I hope I get a chance to talk with graduates about the kinds of choices that we face and the kinds of problems we are looking at and what happens if we don’t get involved in the world around us, rather than just deciding “I’m going to take care of myself.” I’m going to have five houses, an airplane, a lot of fast cars. Off I go and that’s life. It’s pretty hard to dissuade somebody if that’s where they’re going, but it’s the emptiest life in the world. It will not help us survive and deal with the problems that we face.
I’m not saying you shouldn’t do it, as long as you do it mindful and are engaged. But unfortunately, I have just met too many people who never get turned on to being involved in the public sector, public community.”
Through all your years in public service, you have always had the world community in mind. Do you think your time at St. Paul’s shaped your position on a global society and if so, how?
“Well, I’m convinced it influenced to some degree. Obviously I was already living abroad. My father was in the Foreign Service and my mother was born abroad, in Paris. The stories of World War II impacted me significantly as a young person, and I was always very conscious of conflict, of global clashes, tension, disruption, and of war. But also, my parents instilled in me just a sense of giving back, or responsibility to the community around you. So, I grew up with that, and St. Paul’s added to it and grew it to a large measure, but that’s not where it began. It really began with my parents, in our family and family ethic.”
What do you think the most challenging issues facing young Americans will be in the next decade, and how should they prepare for them?
“I think this sounds foreboding and maybe a little grandiose, but it’s called survival. I mean, climate change can alter life on this planet in ways that none of us can imagine. It can create conflicts. It can create huge shifts in food production. There’s just a huge level of challenges. 51 percent of the oxygen we breathe comes from the oceans. The oceans are increasingly threatened by pollution, by overfishing, and by acidification, and we don’t even understand the full implications of the acidification component.
So, we are playing Russian roulette with the ecosystem and with our lives. Add to that North Korea, nuclear weapons, AIDS, Ebola, trends boundary diseases that can move around the world, extremism, and cyber warfare as other challenges that we face. There’s big agenda in front of people which they need to begin to deal with.
Now, I’m confident we can solve those problems. The benefit of a good education, the benefit of getting folks on the right track, is that it gives you the sense of responsibility and the discipline to be able to begin to solve some of those problems. We’re solving a lot of problems, even as we’re sitting here citing some big problems. I feel confident about the future because I think human ingenuity and the fundamental creative urges of all human beings is to develop their independence, have their freedom, be safe and secure, and be able to take care of their families. We have organized ourselves pretty effectively around those things here in the United States. We have strong institutions notwithstanding the problems of Congress and other things today. I have faith in those institutions, and I think ultimately we will work through a lot of these difficulties.”
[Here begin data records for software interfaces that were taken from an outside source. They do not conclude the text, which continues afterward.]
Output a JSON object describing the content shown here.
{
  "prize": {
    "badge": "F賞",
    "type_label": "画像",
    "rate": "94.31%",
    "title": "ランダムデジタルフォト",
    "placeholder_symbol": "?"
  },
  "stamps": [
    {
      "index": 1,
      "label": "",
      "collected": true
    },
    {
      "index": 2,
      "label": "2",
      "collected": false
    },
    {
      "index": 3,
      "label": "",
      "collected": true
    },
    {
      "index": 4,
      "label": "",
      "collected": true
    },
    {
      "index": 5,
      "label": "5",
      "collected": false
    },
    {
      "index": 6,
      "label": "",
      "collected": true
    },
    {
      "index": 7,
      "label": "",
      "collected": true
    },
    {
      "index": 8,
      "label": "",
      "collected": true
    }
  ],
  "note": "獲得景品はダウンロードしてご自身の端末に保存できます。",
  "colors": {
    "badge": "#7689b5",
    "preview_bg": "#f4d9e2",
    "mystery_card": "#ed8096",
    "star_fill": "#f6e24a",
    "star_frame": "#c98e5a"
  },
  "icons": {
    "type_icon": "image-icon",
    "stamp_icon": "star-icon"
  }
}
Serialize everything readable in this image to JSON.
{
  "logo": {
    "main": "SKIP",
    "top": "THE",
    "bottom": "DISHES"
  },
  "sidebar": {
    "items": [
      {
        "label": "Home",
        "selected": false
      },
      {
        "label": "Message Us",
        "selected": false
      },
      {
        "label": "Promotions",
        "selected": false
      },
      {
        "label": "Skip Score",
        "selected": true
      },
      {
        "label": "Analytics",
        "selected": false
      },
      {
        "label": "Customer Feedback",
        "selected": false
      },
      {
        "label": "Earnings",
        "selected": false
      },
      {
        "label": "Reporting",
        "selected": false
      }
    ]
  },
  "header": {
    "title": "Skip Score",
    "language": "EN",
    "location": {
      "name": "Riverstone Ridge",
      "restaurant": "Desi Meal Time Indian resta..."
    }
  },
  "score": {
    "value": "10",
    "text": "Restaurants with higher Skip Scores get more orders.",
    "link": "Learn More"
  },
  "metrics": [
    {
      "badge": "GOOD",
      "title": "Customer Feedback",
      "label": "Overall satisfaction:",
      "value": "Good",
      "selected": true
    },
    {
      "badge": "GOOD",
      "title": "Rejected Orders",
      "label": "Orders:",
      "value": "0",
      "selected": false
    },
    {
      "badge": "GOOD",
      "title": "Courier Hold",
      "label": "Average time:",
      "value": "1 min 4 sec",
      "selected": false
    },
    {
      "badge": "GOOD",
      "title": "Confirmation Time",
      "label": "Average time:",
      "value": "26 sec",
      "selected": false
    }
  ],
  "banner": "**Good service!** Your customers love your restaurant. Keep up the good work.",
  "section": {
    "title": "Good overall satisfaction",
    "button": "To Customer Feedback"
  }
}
“To give real service you must add something which cannot be bought or measured with money, and that is sincerity and integrity.” –Douglas Adams